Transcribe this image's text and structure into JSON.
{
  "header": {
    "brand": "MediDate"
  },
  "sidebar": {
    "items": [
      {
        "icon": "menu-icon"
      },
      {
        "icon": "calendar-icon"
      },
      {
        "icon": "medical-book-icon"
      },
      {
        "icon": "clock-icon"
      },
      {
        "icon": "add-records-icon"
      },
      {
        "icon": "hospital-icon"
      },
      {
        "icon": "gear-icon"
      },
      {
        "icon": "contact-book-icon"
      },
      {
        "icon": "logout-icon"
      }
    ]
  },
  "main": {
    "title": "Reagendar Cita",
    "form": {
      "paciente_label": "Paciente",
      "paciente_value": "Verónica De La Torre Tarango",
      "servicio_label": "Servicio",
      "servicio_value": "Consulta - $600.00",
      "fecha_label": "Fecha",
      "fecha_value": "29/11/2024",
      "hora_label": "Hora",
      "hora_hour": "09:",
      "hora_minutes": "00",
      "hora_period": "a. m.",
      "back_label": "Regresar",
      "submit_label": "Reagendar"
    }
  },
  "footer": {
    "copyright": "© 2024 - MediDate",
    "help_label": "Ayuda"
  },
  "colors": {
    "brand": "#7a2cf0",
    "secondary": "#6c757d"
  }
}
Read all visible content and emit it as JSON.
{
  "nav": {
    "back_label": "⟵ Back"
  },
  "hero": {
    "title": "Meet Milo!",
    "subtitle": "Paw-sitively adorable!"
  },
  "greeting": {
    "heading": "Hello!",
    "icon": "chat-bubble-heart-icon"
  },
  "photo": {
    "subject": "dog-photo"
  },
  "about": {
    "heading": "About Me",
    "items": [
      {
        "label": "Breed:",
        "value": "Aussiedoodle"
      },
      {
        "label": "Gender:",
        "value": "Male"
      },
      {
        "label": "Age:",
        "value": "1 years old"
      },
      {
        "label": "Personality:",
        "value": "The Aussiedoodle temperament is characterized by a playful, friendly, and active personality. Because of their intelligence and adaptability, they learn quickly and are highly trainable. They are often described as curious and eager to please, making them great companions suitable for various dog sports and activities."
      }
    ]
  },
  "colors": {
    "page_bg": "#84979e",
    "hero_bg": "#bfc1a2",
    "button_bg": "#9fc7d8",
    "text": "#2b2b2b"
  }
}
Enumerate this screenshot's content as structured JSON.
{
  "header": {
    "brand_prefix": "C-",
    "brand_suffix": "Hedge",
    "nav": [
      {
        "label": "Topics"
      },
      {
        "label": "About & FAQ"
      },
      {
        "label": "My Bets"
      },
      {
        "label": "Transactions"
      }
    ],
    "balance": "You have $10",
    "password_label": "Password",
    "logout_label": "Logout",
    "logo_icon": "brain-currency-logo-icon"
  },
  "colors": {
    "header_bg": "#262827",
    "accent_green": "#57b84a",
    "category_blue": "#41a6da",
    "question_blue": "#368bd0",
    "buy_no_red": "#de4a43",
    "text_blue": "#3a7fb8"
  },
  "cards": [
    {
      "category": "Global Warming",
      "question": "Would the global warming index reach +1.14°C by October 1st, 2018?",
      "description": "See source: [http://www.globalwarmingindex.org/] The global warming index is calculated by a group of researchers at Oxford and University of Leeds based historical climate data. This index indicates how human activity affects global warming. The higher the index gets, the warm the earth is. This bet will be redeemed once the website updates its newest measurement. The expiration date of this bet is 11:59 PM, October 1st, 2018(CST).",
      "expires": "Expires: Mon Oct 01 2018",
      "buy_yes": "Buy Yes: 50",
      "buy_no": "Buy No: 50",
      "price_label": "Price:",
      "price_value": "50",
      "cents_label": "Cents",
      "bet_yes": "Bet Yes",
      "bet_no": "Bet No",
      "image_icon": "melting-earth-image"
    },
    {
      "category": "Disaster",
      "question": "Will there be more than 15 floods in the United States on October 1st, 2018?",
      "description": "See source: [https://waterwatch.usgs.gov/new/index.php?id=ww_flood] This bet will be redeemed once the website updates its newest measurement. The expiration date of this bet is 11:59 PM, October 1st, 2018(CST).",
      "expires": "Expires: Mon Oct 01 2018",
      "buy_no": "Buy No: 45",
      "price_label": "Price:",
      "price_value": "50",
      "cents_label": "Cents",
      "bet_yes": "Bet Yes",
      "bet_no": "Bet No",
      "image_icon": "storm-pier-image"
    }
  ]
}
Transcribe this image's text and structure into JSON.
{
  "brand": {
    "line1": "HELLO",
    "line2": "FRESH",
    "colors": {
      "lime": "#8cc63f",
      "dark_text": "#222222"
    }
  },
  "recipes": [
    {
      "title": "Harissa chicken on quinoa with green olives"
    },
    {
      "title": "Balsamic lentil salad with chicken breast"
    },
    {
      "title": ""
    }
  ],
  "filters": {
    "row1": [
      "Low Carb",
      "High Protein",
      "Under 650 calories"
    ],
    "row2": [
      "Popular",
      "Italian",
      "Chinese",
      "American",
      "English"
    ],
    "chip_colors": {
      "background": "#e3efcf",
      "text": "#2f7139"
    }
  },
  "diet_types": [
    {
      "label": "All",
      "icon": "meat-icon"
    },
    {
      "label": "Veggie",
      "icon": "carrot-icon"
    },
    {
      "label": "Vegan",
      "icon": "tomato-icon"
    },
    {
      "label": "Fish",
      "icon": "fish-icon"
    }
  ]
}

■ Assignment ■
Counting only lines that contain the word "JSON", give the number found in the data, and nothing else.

■ Response box ■
4